But on the ice, their brimming confidence, their offensive skills and the maturity to their all-around game was impossible to ignore.
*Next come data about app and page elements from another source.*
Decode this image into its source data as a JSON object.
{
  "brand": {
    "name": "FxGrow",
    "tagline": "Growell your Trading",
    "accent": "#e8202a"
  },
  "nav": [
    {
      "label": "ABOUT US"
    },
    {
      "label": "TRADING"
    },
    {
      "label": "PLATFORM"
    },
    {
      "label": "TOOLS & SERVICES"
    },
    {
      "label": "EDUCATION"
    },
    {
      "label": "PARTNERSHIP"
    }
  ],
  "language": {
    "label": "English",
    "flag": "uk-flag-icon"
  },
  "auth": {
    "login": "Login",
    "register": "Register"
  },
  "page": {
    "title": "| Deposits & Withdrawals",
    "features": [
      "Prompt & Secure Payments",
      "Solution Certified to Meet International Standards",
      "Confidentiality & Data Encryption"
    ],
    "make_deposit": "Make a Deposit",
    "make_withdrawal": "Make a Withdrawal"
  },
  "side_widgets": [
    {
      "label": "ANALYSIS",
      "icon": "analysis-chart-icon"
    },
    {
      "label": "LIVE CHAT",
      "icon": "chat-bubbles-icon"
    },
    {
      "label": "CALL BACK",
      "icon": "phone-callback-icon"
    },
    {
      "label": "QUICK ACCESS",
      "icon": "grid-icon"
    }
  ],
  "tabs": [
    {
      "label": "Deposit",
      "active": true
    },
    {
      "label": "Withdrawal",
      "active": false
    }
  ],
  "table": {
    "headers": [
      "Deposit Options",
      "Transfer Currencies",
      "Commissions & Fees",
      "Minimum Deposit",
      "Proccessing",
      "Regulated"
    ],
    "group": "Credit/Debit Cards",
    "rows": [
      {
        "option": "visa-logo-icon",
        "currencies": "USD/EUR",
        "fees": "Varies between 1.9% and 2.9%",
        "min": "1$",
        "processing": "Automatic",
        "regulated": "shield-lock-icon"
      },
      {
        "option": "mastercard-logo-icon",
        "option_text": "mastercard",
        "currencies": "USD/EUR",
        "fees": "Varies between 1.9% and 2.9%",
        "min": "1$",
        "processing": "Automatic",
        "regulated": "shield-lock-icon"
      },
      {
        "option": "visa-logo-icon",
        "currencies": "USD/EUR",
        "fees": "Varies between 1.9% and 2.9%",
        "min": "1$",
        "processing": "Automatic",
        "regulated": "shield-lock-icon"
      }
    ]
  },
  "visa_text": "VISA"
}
When it was over, general manager Don Sweeney singled out Donato, who plays at Harvard, and Fitzgerald, from Boston College -- along with Notre Dame forward Anders Bjork and former Boston University defenseman Matt Grzelcyk -- as players who have developed significantly.
 
“[They're] just comfortable in what they’re doing,” said Sweeney. “I mean, they’ve played at the college hockey level . . . two, three, four years with some of these kids. They’re very comfortable in their own skin and in what they do.”
 
Donato, 20, is actually coming off his first season at Harvard, where he posted 13 goals and 21 points in 32 games. He looked like he was in midseason form during Development Camp, showing off a scoring touch, skill with the puck on his stick in tight traffic, and the instincts to anticipate plays that allow him to beat defenders to spots in the offensive zone. He’s primed for a giant sophomore season with the Crimson, based on his showing at camp.
 
“Every year is a blast," said Donato, son of former Bruins forward and current Harvard coach Ted Donato. "You just come in [to development camp] with an open mindset where you soak everything up from the coaches like a sponge, and see what they say. Then I just do my best to incorporate it into my game and bring it with me to school next year.
 
“One of the things that [Bruins coaches and management] has said to me -- and it’s the same message for everybody -- is that every area of your game is an important one to develop. The thing about the NHL is that every little detail makes the difference, and that’s what I’ve been working on whether it’s my skating, or my defensive play. Every little piece of my game needs to be developed.”
 
Then there's Fitzgerald, 21, who is entering his senior season at BC after notching 24 goals and 47 points in 40 games last year in a real breakout season. The 2013 fourth-round pick showed speed and finishing ability during his Development Camp stint and clearly is close to being a finished hockey product at the collegiate level.
 
“It was good. It’s definitely a fun time being here, seeing these guys and putting the logo on,” said Fitzgerald, son of former Bruins forward Tom Fitzgerald, after his fourth Development Camp. “One thing I’m focusing on this summer is getting stronger, but it’s also about just progressing and maturing.
 
“I thought . . . last year [at BC] was a pretty good one, so I just try to build off that and roll into my senior season. [The Bruins] have told me to pretty much continue what I’m doing in school. When the time is right I’ll go ahead [and turn pro], so probably after I graduate I’ll jump on and make an impact.”
 
Fitzgerald certainly didn’t mention or give any hints that it could happen, but these days it has to give an NHL organization a bit of trepidation anytime one of their draft picks makes it all the way to their senior season. There’s always the possibility of it turning into a Jimmy Vesey-type situation if a player -- like Fitzgerald -- has a huge final year and draws enough NHL interest to forego signing with the team that drafted him for a shot at free agency in the August following his senior season.
 
It may be a moot point with Fitzgerald, a Boston kid already living a dream as a Bruins draft pick, but it’s always a possibility until he actually signs.
 
In any case, both Donato and Fitzgerald beat watching in their respective college seasons after both saw their development level take a healthy leap forward.